Academic journal article The Space Between

Proto-Cyborgs in Wartime: The Tank, the Drill, and the Motor-Chair

Academic journal article The Space Between

Proto-Cyborgs in Wartime: The Tank, the Drill, and the Motor-Chair

Article excerpt

Introduction

In this essay I bring together interrelated stories about wartime fusions of humans and machines to explore overlaps and cultural continuities and to argue that these cyborgic entities harbor masculine fantasies of self-reproduction. The three main stories I tell, about the British Army's revolutionary weapon, Jacob Epstein's Rock Drill, and D. H. Lawrence's Lady Chatterley's Lover, all involve cyborgs embodying masculine prerogatives of domination and reproducibility. Building on previous seminal interventions into the field, including Tim Armstrong's Modernism, Technology and the Body, Alex Goody's Technology, Literature and Culture and Trudi Tate's Modernism, History and the First World War, I focus my inquiry into human and technological integration on the particularities of the gender implications of the cyborg figure conceptualized within the context of British wartime culture.

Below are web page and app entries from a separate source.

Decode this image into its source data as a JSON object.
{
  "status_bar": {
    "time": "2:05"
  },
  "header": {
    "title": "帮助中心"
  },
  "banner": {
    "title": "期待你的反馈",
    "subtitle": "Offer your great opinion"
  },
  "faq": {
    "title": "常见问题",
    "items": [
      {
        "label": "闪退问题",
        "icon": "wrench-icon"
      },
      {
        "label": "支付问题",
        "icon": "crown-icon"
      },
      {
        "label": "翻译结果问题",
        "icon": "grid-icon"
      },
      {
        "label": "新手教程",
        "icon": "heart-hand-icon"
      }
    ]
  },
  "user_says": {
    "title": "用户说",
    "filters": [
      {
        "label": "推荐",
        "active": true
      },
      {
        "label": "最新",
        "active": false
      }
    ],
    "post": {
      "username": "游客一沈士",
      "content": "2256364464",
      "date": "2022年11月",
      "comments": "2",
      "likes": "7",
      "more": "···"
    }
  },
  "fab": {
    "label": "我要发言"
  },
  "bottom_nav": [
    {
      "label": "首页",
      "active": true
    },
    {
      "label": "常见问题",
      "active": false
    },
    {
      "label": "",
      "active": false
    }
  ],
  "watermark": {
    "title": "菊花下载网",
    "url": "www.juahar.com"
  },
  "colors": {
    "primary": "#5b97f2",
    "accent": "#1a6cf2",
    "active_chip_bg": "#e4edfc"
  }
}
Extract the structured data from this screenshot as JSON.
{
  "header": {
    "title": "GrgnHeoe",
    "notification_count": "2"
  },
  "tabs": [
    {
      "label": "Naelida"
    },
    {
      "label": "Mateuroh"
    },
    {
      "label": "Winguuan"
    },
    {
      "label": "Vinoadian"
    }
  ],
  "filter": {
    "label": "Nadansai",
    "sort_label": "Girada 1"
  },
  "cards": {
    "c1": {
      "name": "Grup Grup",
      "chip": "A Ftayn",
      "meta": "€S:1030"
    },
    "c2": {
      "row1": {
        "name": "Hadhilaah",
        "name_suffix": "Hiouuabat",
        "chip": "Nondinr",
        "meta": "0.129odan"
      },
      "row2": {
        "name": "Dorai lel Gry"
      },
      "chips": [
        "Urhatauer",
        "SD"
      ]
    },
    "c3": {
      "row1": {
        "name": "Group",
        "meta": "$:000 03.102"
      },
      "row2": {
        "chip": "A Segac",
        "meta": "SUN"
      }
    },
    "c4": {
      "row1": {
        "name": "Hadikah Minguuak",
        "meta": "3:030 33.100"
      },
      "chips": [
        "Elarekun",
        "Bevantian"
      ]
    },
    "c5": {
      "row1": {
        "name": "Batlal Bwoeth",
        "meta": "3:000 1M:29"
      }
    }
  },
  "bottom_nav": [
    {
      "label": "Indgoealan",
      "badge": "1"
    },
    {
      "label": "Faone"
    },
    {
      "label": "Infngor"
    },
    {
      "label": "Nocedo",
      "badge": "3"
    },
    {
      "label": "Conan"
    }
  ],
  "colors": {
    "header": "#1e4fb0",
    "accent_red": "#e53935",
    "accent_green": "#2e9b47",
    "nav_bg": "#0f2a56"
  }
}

I look back to the First World War and the immediately preceding years from a position informed by a blend of contemporary theories, notably cyborg theory, to argue that the conflation of human subject and mechanical object dramatically demonstrated in the tank and its embrace by the popular press engenders a new hybrid form of modern subjectivity, a kind of proto-cyborg, that also found expression in modernist representations of the human-machine hybridity. The tank, essentially a symbol of British fortitude and invincibility in the press-regardless of its military efficacy (or ineffectualness)-reifies the ameliorative potential of the human, masculine form enhanced by machine prosthesis in the popular culture of wartime. The preponderance of proto-cyborgs in high modernist aesthetics that were variously shaped by the war-Futurism, Vorticism, Dadaism-suggests an unlikely proximity between discourses of "low" and "high" cultural expression which sought to contain anxieties over the growing intrusion of machines into modern life. After all, if you can't beat them, join them, or better, fuse with them. In this paper I want to focus on two diverse modernist proto-cyborgs, Jacob Epstein's Rock Drill (1913-15) and D.H. Lawrence's Lady Chatterley's Lover (1928), which I situate as cultural bookends of the First World War. The proto-cyborg figure that emerges in these texts manifests a volatile disquietude, in turns ardent and anxious, about the human relation to technology and the environment, and about gender. In particular, the proto-cyborg resonates with cultural anxieties over the fantasy of masculine reproductivity, which is invoked by Epstein's pre-war driller and Lawrence's Sir Clifford Chatterley, post-war mine-owner. I argue that from the perspective of the Great War's centenary, we can come to a better understanding of the meaning of these and similar aesthetic texts if we read them in terms of First World War military and popular press discourses about new technological fusions, in particular discourse about the tank.

"Motor-Monster"

In September 1916, the British Expeditionary Force pushed its very latest military technology into action on the Western Front, with mixed results. Keen to break the stalemate of the Somme, GHQ fast-tracked into service the tank, a top secret, self-propelled armed and armored vehicle. Proponents envisioned a mobile weapon impervious to machine-gun fire that could advance over the rough and cratered terrain of no-man's-land, intimidate German troops and crush the machine-guns nests that were resistant to artillery bombardments, thereby allowing the infantry to advance to engage the enemy relatively unmolested by devastating machine-gun fire. That was the plan. Sixty tanks were sent to France. Due to mechanical breakdown or becoming stranded in mud, thirty-six reached their pre-operative waiting stations at the frontlines. Of these, thirty were able to start the attack and only twenty-one tanks engaged in combat (Harris 65). The tanks were slow, slower than foot soldiers unless on exceptionally advantageous terrain, unable to coordinate with other forces (or other tanks) once underway, difficult to navigate, susceptible to losing bearings and firing upon their own troops or running over injured comrades. …

Search by... Author
Show... All Results Primary Sources Peer-reviewed

Oops!

An unknown error has occurred. Please click the button below to reload the page. If the problem persists, please try again in a little while.